Oakland Mills resident Ambrose Lane Jr. tightens the bolt on the newly named April Wind Court on Monday. A name change for the street, previously called Coon Hunt Court, was approved by the County Planning Board in September. (Photo by Jon Sham, The Baltimore Sun)
After seven months of petitioning, a group of Columbia, Maryland residents gathered Monday for an official ceremony revealing their neighborhood’s new street name. Coon Hunt Court has now been changed to April Wind Court, the Baltimore Sun reported.
“For more than 175 years, the word ‘coon’ represented racism and bigotry against African-American people,” April Wind Court resident Ambrose Lane Jr. said at the ceremony. “We come here today to right the wrong, to correct the mistake, to continue James Rouse’s vision and dream of an inclusive, neighborly, and multiracial Columbia community.”James Rouse was the founder of the city of Columbia. Lane Jr. added that it’s a mystery whether or not the racially-charged street name was intentional, but that it no longer mattered.
Residents of the street formerly known as Coon Hunt Court gather around the new street sign with County Executive Ken Ulman, left, and County Council member Calvin Ball, center. (Photo by Ken Ulman, Facebook)

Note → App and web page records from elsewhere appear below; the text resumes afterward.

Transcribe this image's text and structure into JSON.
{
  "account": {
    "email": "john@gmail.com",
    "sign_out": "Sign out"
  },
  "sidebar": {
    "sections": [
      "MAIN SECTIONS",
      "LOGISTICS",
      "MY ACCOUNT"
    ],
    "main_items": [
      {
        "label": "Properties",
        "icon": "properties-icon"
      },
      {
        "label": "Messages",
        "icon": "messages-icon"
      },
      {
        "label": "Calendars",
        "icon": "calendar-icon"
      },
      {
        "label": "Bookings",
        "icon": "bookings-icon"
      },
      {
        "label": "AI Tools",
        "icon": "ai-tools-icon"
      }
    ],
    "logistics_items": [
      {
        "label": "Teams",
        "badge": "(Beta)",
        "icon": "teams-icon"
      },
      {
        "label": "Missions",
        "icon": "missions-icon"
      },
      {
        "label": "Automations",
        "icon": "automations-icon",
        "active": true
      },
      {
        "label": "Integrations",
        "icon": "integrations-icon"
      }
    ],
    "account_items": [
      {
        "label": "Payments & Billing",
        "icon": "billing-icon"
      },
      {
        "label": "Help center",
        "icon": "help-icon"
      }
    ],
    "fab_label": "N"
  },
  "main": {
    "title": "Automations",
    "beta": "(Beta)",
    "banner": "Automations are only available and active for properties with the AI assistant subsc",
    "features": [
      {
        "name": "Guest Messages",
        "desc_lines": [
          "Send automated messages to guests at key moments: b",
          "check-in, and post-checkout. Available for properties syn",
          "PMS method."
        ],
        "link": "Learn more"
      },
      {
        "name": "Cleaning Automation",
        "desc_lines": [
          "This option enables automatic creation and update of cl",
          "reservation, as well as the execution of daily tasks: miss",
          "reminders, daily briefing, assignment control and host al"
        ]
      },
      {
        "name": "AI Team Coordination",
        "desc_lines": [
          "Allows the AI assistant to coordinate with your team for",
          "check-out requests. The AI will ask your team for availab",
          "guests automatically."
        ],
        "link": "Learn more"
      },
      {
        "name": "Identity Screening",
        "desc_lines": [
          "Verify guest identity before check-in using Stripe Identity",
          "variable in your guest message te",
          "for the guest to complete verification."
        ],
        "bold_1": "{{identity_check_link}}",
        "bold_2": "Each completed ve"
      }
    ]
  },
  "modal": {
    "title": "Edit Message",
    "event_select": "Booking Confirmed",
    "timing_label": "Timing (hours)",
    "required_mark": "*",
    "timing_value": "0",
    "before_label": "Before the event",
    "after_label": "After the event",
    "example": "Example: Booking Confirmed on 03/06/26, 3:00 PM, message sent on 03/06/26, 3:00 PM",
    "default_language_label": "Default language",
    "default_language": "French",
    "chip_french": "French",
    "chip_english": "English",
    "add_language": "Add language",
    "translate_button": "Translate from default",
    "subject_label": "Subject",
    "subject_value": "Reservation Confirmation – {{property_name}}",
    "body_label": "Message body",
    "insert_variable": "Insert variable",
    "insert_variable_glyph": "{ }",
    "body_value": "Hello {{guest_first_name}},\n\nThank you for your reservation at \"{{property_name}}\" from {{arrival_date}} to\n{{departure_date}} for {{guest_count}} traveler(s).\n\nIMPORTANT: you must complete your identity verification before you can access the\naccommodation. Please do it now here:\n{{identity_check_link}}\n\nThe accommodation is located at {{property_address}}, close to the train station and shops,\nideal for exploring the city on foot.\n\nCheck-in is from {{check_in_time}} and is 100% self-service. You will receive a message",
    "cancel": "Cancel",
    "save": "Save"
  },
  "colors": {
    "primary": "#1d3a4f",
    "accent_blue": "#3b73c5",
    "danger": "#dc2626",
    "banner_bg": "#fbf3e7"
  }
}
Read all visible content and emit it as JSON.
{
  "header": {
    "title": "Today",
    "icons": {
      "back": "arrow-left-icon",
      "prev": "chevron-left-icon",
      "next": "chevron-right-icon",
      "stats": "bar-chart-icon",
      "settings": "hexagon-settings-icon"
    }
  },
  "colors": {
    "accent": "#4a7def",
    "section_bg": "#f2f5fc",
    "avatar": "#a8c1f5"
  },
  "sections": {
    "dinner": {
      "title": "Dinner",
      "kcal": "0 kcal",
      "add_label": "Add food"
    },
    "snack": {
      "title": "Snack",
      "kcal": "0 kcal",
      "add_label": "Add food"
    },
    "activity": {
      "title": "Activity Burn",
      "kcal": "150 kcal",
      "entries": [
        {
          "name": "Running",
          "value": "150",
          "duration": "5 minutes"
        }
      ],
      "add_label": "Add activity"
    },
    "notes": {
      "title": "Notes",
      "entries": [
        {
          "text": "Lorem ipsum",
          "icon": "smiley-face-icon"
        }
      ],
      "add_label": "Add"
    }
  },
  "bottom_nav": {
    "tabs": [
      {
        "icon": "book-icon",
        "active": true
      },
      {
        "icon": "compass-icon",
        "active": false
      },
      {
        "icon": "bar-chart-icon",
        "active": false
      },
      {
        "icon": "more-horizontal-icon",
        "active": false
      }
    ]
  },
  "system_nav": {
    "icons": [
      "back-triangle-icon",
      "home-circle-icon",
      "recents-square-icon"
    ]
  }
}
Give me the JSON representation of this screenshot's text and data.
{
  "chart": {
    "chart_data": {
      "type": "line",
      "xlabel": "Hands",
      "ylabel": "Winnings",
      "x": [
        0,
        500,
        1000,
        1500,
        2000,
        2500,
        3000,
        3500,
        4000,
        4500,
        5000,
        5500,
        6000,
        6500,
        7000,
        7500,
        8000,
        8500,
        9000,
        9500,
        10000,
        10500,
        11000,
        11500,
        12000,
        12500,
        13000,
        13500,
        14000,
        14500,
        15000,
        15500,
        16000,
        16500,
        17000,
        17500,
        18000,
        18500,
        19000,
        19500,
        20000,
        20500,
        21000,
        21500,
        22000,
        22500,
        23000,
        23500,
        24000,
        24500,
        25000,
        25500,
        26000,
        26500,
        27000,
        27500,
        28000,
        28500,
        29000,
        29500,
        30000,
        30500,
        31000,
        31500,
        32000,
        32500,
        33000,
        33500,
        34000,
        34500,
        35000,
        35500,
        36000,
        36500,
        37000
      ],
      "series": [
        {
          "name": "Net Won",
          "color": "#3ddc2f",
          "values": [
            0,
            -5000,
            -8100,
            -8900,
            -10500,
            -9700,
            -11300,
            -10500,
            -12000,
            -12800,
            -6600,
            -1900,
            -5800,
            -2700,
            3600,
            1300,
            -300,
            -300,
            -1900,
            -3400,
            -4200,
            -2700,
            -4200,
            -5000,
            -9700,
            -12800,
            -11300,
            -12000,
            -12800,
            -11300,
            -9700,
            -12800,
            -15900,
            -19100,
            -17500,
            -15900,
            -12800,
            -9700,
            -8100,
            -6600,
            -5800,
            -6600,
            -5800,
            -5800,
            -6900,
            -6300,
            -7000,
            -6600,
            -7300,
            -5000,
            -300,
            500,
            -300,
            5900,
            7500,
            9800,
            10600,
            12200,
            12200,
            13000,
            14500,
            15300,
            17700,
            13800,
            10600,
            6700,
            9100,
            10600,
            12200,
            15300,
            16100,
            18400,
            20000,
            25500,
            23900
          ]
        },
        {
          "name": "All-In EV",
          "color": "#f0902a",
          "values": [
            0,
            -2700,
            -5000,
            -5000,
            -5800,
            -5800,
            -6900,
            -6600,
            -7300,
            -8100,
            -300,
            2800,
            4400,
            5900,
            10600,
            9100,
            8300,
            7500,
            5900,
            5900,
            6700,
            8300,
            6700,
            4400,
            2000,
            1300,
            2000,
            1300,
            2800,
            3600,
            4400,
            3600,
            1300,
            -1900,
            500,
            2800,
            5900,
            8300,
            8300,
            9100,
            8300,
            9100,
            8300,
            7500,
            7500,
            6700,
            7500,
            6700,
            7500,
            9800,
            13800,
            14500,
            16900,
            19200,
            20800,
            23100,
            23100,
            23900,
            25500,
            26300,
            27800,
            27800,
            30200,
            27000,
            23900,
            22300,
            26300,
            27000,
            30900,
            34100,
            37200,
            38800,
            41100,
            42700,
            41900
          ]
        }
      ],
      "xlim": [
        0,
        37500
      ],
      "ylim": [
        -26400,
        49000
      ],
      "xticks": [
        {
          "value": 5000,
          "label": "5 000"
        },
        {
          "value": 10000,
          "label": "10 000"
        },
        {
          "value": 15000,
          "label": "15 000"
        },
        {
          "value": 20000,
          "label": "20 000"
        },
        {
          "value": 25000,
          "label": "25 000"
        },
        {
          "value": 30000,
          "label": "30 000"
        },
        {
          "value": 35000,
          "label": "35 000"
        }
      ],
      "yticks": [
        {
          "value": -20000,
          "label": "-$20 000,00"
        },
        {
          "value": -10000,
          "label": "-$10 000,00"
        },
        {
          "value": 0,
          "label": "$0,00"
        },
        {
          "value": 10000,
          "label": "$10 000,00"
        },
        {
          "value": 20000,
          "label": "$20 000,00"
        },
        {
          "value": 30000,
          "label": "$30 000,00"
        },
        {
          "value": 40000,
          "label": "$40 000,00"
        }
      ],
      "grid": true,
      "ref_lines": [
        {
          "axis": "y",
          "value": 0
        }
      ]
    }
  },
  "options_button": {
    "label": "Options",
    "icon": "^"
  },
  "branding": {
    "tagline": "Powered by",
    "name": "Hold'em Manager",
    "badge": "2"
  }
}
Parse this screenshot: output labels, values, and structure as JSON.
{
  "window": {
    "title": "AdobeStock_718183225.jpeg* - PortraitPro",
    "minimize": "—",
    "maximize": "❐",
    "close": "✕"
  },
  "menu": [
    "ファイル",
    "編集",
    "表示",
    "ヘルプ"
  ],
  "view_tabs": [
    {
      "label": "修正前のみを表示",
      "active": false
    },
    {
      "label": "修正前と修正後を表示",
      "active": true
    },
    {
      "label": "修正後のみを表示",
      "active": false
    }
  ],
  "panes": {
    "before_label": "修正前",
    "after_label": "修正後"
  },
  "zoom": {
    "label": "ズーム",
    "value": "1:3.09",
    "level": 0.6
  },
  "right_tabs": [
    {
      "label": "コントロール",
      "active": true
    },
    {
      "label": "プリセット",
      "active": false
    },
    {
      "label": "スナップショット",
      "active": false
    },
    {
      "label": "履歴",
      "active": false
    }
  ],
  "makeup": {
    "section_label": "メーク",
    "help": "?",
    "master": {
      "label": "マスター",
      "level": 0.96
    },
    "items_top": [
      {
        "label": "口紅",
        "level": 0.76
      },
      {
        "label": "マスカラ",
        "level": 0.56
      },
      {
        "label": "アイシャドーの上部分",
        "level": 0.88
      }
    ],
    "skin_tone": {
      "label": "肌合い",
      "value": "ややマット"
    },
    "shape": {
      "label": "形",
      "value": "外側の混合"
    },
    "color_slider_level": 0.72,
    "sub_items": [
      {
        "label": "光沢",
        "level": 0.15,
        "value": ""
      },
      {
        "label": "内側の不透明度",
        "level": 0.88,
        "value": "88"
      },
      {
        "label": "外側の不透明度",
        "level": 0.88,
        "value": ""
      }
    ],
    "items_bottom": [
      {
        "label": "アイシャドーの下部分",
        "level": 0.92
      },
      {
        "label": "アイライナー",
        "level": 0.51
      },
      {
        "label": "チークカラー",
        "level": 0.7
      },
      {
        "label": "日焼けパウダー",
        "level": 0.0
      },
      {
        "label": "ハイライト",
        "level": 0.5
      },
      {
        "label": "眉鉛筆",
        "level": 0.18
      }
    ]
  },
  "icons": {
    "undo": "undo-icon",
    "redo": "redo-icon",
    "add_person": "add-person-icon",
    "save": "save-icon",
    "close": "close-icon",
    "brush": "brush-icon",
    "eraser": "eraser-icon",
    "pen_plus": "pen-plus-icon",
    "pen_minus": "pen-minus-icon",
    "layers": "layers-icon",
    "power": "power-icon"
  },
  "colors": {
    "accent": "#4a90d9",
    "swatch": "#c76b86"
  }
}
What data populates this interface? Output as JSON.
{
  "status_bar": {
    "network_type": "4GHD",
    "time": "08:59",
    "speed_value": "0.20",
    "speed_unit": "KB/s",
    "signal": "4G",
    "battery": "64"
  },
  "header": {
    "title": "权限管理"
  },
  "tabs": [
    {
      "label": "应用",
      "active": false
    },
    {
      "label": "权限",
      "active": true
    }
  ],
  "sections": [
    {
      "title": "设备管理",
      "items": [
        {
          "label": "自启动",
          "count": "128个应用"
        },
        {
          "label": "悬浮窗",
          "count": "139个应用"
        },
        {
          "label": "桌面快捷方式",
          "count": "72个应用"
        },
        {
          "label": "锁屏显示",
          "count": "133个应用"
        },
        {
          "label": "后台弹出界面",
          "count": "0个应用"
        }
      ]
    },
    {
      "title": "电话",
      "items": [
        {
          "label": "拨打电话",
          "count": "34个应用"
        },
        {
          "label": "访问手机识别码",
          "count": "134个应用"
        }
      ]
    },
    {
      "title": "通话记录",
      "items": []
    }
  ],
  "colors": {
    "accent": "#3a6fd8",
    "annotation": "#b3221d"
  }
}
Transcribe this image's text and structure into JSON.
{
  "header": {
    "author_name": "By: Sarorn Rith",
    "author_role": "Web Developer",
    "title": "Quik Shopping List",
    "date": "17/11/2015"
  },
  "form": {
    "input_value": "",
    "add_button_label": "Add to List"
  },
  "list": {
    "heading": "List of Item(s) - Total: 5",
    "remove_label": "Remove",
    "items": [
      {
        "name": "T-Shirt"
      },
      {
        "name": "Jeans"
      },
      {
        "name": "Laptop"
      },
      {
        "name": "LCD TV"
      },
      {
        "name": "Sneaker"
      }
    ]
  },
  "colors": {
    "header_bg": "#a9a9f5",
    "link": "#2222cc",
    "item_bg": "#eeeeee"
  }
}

The city’s Department of Planning and Zoning accepted the petition in July and voted unanimously to approve the name change in September.
“I am pleased to be part of creating a new chapter for this neighborhood and making it more inclusive. By working together, we were able to accomplish this efficiently and quickly,” County Council member Calvin Ball told the newspaper. He helped the group of residents with the name-changing process.
County Executive Ken Ulman supported the name change as well, calling it “long overdue” on his Facebook page. He said his family moved to Columbia because it was a community that “embraced the values of diversity, acceptance and opportunity.”
“The fact is, the street name Coon Hunt Court does not represent those values, ” Ulman said. “Your new name and your new identity in the community begins today, free of negative racial connotations.”
Khari Lane, another resident, said it was motivating to watch the neighborhood come together for a cause.
She said, “To finally have it done here in 2012, it’s more of a representation of how our culture is changing.”
article by Ugonna Okpalaoka via thegrio.com